State-owned aluminium major National Aluminium Company Ltd (NALCO) has been asked by the Indian Ministry of Mines to substantially increase smelter capacity in order to insure that the metal is used domestically instead of being exported.
“I have asked NALCO to prepare a prospective future plan raise capacity to 20 lakh (2,000,000) tonne from the present 4.6 lakh tonne…NALCO has been exporting alumina for several years while the country keeps importing the mineral. We must utilise the mineral within the country to overcome such a scenario,” said Minister of State (Independent Charge) for Mines, Coal, Power and New & Renewable Energy Piyush Goyal at a sustainability summit this week.
“They had a full fledged expansion plan which was formed some years ago but it never took off and the reason they gave was electricity is too costly in the country. Instead, they went for a tie-up with Iran to export alumina there and produce aluminium in Iran as power is cheaper there,” he added.
He went on to say that he would presently begin a public discussion about ceasing alumina exports. Although Nalco’s current capacity is 4.6 million metric tons, it produces 20 million metric tons of alumina, over half again more than its smelters can use.

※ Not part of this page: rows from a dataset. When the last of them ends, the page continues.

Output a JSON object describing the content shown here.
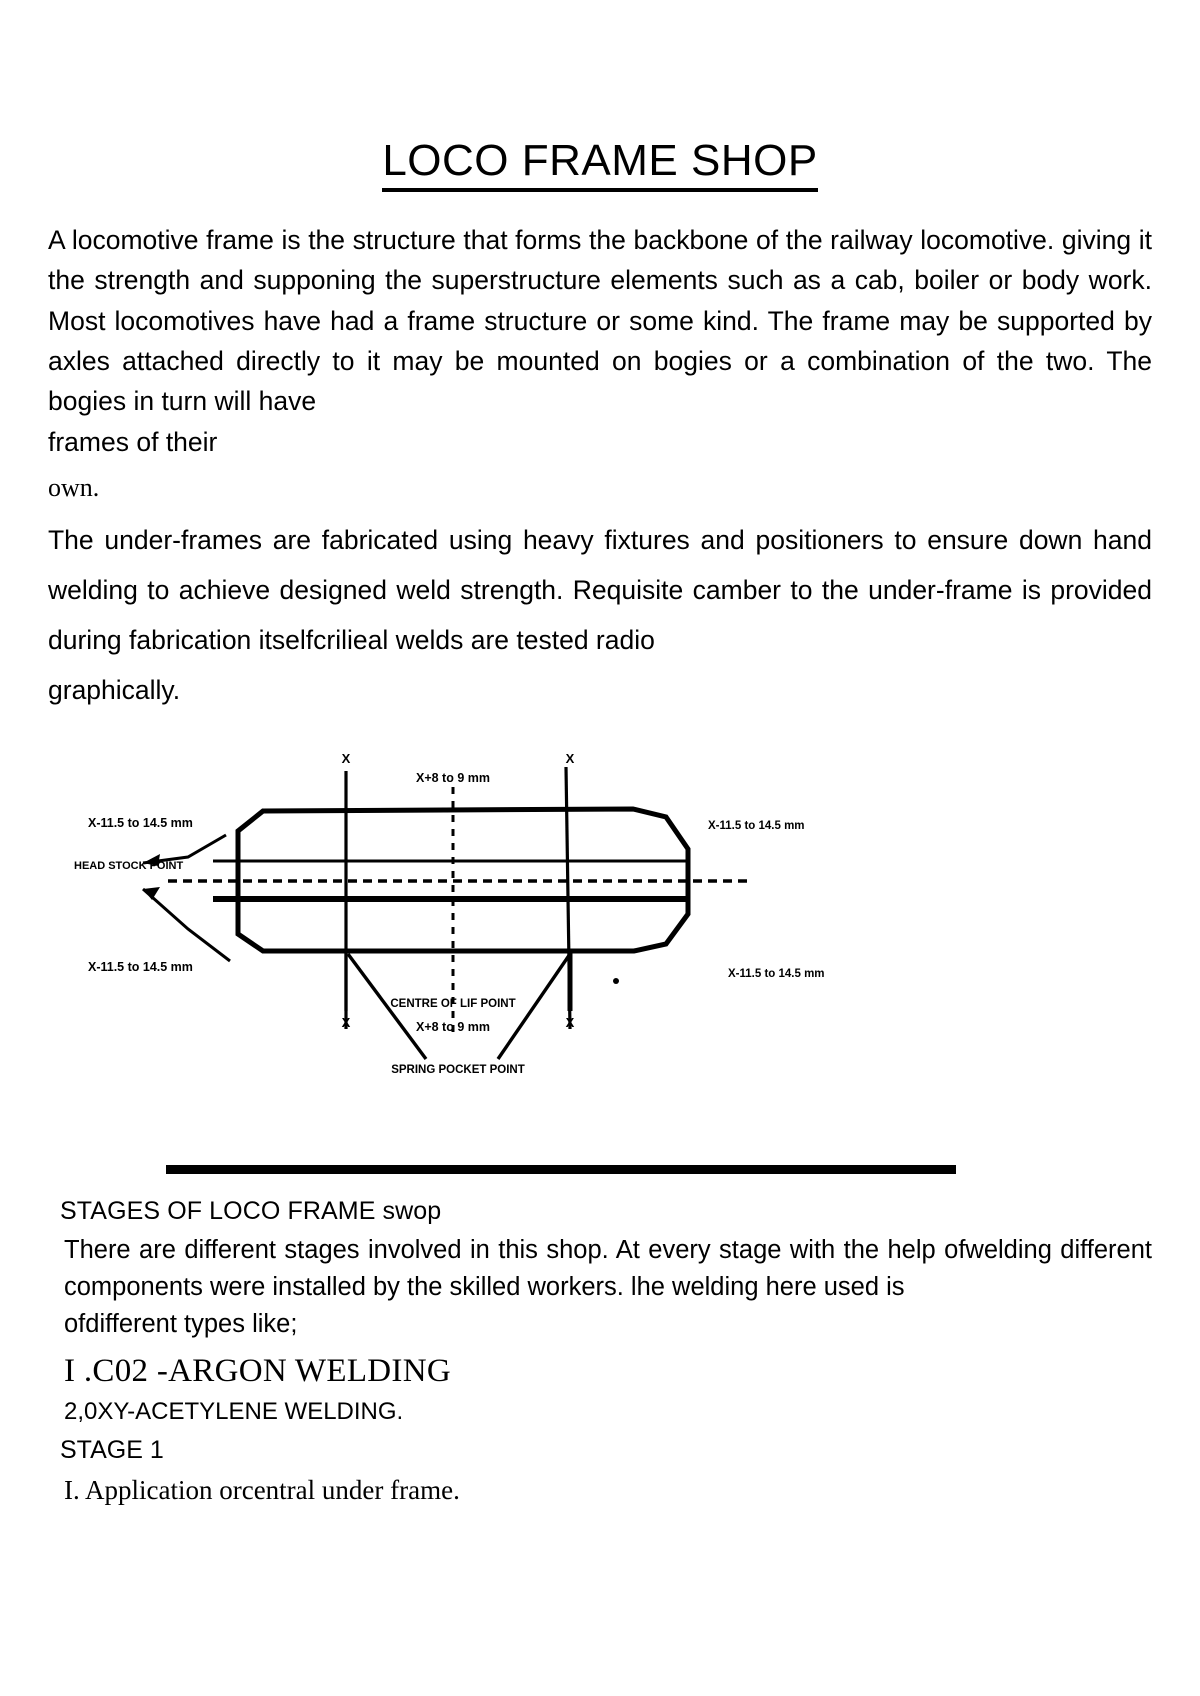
{
  "document": {
    "title": "LOCO FRAME SHOP",
    "paragraph_1": "A locomotive frame is the structure that forms the backbone of the railway locomotive. giving it the strength and supponing the superstructure elements such as a cab, boiler or body work. Most locomotives have had a frame structure or some kind. The frame may be supported by axles attached directly to it may be mounted on bogies or a combination of the two. The bogies in turn will have",
    "paragraph_1_last_line": "frames of their",
    "own_line": "own.",
    "paragraph_2": "The under-frames are fabricated using heavy fixtures and positioners to ensure down hand welding to achieve designed weld strength. Requisite camber to the under-frame is provided during fabrication itselfcrilieal welds are tested radio",
    "paragraph_2_last_line": "graphically.",
    "section_heading": "STAGES OF LOCO FRAME swop",
    "paragraph_3": "There are different stages involved in this shop. At every stage with the help ofwelding different components were installed by the skilled workers. lhe welding here used is",
    "paragraph_3_last_line": "ofdifferent types like;",
    "welding_type_1": "I .C02 -ARGON WELDING",
    "welding_type_2": "2,0XY-ACETYLENE WELDING.",
    "stage_label": "STAGE 1",
    "stage_item_1": "I. Application orcentral under frame."
  },
  "figure": {
    "caption_labels": {
      "top_left": "X-11.5 to 14.5 mm",
      "top_right": "X-11.5 to 14.5 mm",
      "bottom_left": "X-11.5 to 14.5 mm",
      "bottom_right": "X-11.5 to 14.5 mm",
      "top_center": "X+8 to 9 mm",
      "bottom_center": "X+8 to 9 mm",
      "head_stock_point": "HEAD STOCK POINT",
      "centre_lift_point": "CENTRE OF LIF POINT",
      "spring_pocket_point": "SPRING POCKET POINT",
      "axis_top_left": "X",
      "axis_top_right": "X",
      "axis_bottom_left": "X",
      "axis_bottom_right": "X"
    }
  },
  "colors": {
    "ink": "#000000",
    "paper": "#ffffff"
  }
}
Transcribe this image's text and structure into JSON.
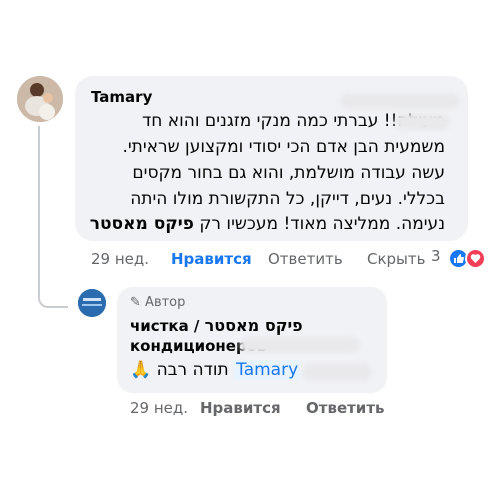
{
  "comment": {
    "author": "Tamary",
    "lines": [
      "מעולה!! עברתי כמה מנקי מזגנים והוא חד",
      "משמעית הבן אדם הכי יסודי ומקצוען שראיתי.",
      "עשה עבודה מושלמת, והוא גם בחור מקסים",
      "בכללי. נעים, דייקן, כל התקשורת מולו היתה",
      "נעימה. ממליצה מאוד! מעכשיו רק"
    ],
    "brand_mention": "פיקס מאסטר",
    "time": "29 нед.",
    "like": "Нравится",
    "reply": "Ответить",
    "hide": "Скрыть",
    "reaction_count": "3",
    "reaction_icons": [
      "like-icon",
      "love-icon"
    ],
    "colors": {
      "like": "#1877f2",
      "love": "#f33e58"
    }
  },
  "reply_comment": {
    "author_badge": "Автор",
    "page_name_brand": "פיקס מאסטר",
    "page_name_rest_1": "чистка /",
    "page_name_rest_2": "кондиционеров",
    "message_text": "תודה רבה",
    "mention": "Tamary",
    "emoji": "🙏",
    "time": "29 нед.",
    "like": "Нравится",
    "reply": "Ответить"
  }
}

“NALCO has been exporting about 1 million tonnes of alumina, and the country is importing about 1.3 million tonnes of alumina for other (domestic) aluminium producers,” Goyal explained. “Some of these things are beyond my understanding, how governments could think.”
Nalco was established in 1981 as a public sector company administered by the Ministry of Mines. It is the largest integrated aluminium complex in Asia, and the sixth largest in the world. The complex conducts bauxite mining, alumina refining, aluminium smelting and casting, power generation, rail and port operations. The main units of Nalco are at Damanjodi (Mines & Refinery complex) and Nalconagar, Angul (Smelter & Power Plant Complex).